He followed up on the discipline when he required senior running back Joe Bergeron to miss spring practice to focus on academics, according to Orangebloods.com (subscription required). Bergeron did everything Strong asked of him and returned to the team for summer workouts, but his stay did not last long.
The coach banned four players from the Texas football facility Moncrief for the entire summer due to not following his guidelines, which was just another way of proving he is not messing around.
"I told the guys right away, 'If you don't want to be a part of this football team, break a core value,'" Strong said at Big 12 media days. "'That's you telling me that you don't want to be here.' Starter or no starter."
Two days after Strong made that statement, three football players did things to tell Strong they did not want to be a part of his program.
And to my little bro's in Austin. Go to class, don't do drugs, and stay away from those Delilah's. Simple. Hook'em!— Emmanuel Acho (@thEMANacho) July 25, 2014
Orangebloods.com reported that Strong dismissed Bergeron, sophomore running back Jalen Overstreet and redshirt freshman defensive back Chevoski Collins for violating one of his five core values. He dismissed junior wide receiver Kendall Sanders and redshirt freshman wide receiver Montrel Meander due to a pending charge of alleged sexual assault.
He also suspended junior wide receiver Daje Johnson, senior offensive lineman Desmond Harrison and senior safety Josh Turner for violating team rules.
Strong's no-nonsense approach may rub some people the wrong way. But many players have praised their coach for following through on what he has said and have no issues with the way he divvies out discipline.
"It's stuff that you need in football, so I'm guessing everybody would want that," senior cornerback Quandre Diggs said. "It's not even just with football; it is with things in life that you are going to have to deal with. All of those things go hand in hand in life to make you a better person. That's Coach Strong's job, to make us better men each and every day. All of those things go hand in hand, and we are just going to continue to grind and continue to grow."
A New Chapter Begins Saturday
After a whirlwind offseason, the time has finally come for Strong to put the first-year hurdles behind him, and do what he was brought to Austin to do: Put Texas football back on the national stage.
It will not be an easy task to achieve in his first season, and he knows that. Strong has said he does not expect Texas to compete for a national title this year.
But what he does expect to see is continued progress from his Longhorns, and for his seniors to finish things out the right way.
"We know we're nowhere near where we should be. We had a lot of work in three weeks, and we want to get better each and every day," Strong said. "When I look at this team and you just think about leadership, and that's what it's all about with this group of seniors. ... I told them, 'I know when you guys signed on it was all about re-establishing a foundation in this program. Now you have a chance to get that done your senior year.'"

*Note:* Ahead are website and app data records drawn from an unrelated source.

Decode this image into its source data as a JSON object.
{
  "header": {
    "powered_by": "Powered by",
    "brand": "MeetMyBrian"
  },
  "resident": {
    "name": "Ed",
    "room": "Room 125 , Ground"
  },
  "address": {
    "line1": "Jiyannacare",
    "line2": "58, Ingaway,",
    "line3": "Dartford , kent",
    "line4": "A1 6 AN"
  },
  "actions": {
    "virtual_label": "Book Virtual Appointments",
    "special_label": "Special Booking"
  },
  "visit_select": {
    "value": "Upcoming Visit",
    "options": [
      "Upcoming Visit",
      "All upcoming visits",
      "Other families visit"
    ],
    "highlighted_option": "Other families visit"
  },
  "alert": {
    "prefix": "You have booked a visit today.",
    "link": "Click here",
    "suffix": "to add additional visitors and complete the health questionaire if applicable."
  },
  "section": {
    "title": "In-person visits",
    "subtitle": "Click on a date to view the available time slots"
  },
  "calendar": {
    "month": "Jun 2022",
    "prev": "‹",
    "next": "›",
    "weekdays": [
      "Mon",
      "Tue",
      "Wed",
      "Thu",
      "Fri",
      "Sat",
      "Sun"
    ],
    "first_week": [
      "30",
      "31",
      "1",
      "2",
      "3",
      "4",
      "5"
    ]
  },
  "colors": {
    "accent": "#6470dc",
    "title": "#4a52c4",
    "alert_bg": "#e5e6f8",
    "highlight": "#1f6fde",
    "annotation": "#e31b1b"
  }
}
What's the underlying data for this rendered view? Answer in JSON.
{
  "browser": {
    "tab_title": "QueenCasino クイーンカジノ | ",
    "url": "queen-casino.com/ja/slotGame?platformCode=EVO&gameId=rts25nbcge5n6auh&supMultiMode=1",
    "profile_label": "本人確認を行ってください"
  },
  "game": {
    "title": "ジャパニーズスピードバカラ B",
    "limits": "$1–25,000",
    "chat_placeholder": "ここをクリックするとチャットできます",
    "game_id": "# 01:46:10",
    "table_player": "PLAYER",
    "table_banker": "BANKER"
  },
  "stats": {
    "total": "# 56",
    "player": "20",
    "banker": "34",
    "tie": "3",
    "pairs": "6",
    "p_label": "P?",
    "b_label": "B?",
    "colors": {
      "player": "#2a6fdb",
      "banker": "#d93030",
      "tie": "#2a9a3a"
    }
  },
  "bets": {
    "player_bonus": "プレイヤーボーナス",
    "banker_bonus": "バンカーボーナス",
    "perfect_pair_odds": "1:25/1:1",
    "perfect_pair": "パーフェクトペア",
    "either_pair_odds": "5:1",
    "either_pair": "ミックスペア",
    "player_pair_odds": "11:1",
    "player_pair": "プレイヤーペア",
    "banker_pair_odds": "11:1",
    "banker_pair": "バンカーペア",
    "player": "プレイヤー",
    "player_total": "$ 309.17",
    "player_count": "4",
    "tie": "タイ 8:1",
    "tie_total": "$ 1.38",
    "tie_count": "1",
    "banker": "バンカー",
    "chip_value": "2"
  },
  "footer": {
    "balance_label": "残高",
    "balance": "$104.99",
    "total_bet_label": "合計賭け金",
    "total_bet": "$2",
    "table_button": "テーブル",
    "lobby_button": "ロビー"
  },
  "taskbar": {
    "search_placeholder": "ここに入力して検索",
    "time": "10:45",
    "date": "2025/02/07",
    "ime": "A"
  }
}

The Strong era officially begins Saturday at 8 p.m. ET.
Unless otherwise noted, all quotes were obtained firsthand.
Taylor Gaspar is Bleacher Report's featured columnist covering the Texas Longhorns. Follow Taylor on Twitter: @Taylor_Gaspar.